Matthew 6:1 introduces Jesus’ discussion about proper motives in doing good. He says, “Beware of practicing your righteousness before other people in order to be seen by them, for then you will have no reward from your Father who is in heaven. “ The focus isn’t on doing the good deed as much as it is on “to be seen by others.” Thus, it’s an exhortation to test our motives when we do good things.

A couple questions we might ask ourselves regarding our motives are: 1) Am I more concerned about what God thinks about my life than about what others think? 2) Would I pray, read my Bible, give and serve as much if nobody but God ever noticed? 3) Am I more concerned about pleasing God than I am about being accepted and appreciated by men?

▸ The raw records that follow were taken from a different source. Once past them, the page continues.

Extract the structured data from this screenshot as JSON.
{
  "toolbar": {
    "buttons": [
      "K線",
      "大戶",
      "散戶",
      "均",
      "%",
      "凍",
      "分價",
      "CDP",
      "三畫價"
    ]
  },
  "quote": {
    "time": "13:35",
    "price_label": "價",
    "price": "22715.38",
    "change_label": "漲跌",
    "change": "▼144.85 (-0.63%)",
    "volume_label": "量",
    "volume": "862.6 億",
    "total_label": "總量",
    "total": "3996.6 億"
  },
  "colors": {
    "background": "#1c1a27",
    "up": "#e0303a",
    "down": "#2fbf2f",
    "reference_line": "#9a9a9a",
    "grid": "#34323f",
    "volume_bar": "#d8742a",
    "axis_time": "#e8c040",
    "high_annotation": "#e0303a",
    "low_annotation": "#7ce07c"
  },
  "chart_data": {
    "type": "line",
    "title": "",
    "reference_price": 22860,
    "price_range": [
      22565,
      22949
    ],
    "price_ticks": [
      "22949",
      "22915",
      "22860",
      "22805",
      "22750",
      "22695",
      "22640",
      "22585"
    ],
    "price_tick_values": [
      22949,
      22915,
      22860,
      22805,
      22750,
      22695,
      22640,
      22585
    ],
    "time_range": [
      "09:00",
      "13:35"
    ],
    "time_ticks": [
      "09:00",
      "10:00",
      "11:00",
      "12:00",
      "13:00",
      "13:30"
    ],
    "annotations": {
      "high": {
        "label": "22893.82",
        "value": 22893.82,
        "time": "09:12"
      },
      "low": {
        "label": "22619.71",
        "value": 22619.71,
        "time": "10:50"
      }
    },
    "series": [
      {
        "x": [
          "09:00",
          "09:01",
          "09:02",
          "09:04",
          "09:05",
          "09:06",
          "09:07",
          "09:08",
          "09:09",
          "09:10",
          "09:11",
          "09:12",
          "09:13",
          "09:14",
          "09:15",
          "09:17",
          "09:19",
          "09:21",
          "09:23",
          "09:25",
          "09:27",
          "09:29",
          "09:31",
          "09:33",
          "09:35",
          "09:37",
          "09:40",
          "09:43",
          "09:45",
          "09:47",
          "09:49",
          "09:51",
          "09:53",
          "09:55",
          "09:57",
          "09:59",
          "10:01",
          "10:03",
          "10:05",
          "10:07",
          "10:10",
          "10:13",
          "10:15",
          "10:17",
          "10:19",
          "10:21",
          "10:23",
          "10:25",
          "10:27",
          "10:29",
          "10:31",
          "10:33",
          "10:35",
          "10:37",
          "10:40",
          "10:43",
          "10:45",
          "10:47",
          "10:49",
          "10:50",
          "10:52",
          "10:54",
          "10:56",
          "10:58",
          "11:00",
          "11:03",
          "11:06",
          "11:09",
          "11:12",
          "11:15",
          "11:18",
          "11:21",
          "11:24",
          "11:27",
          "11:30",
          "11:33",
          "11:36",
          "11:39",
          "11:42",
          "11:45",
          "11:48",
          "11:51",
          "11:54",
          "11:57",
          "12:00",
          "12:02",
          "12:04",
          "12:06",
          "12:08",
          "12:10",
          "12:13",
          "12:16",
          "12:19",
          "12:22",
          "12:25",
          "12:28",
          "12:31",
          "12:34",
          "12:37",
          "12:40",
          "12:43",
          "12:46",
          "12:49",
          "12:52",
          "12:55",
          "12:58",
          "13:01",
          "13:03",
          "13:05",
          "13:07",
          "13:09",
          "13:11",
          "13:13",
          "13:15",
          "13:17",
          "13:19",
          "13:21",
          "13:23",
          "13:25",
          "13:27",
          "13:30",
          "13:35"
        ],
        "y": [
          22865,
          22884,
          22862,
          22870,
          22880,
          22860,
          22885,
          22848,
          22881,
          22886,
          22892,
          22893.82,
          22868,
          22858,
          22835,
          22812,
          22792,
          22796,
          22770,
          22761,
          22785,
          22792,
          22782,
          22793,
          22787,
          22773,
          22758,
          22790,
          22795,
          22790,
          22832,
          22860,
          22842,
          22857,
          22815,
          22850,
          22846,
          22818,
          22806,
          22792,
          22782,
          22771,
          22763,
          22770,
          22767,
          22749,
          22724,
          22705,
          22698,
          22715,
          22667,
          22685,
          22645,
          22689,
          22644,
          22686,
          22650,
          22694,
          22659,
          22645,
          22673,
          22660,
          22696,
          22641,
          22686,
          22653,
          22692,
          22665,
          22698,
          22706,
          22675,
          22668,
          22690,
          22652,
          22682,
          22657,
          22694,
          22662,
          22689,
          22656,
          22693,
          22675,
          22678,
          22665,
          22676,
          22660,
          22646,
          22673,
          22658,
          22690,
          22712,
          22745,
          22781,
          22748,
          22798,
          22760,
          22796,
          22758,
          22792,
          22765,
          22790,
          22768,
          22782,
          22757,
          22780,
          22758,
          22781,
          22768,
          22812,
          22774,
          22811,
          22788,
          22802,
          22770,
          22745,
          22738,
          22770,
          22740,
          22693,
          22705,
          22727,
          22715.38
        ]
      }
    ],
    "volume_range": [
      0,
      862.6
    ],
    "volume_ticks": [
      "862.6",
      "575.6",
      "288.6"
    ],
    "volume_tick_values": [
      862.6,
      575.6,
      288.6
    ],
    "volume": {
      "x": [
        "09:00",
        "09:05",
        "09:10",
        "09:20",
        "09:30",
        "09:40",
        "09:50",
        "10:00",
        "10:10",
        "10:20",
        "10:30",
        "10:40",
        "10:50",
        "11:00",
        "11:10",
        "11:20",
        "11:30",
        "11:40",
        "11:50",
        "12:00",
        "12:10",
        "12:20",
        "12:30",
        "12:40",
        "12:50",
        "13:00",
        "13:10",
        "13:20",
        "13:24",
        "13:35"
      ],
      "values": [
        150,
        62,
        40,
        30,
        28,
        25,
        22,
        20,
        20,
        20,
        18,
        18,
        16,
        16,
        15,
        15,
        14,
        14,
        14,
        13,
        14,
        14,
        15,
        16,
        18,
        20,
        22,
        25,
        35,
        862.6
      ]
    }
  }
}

I don’t know about you, but I’m always struggling with my motives. I truly want to pure in my motives for everything I do in life, but I’m also a sinner. I just don’t trust myself. I think of Jeremiah’s warning to the people of Israel regarding the heart of man. He says, “The heart is desperately wicked and deceitful above all things. Who can know it?” I know that if I were to wait until all my motives were completely pure, I probably wouldn’t do very much. There have been times when I decided not to do something that I should do because I didn’t trust my motives. But I think it would be better, when my fear of impure motives gets in my way, I just try to do the good thing anyway. I’ll try to live with pure motives, but I’ll leave the ultimate judgment to God. John Stott once says, “Only one act of pure love, unsullied by any taint of ulterior motive, has ever been performed in the history of the world, namely the self-giving of God in Christ on the cross for undeserving sinners.”

“Blessed are the poor in spirit, for theirs is the Kingdom of Heaven.” Matthew 5:3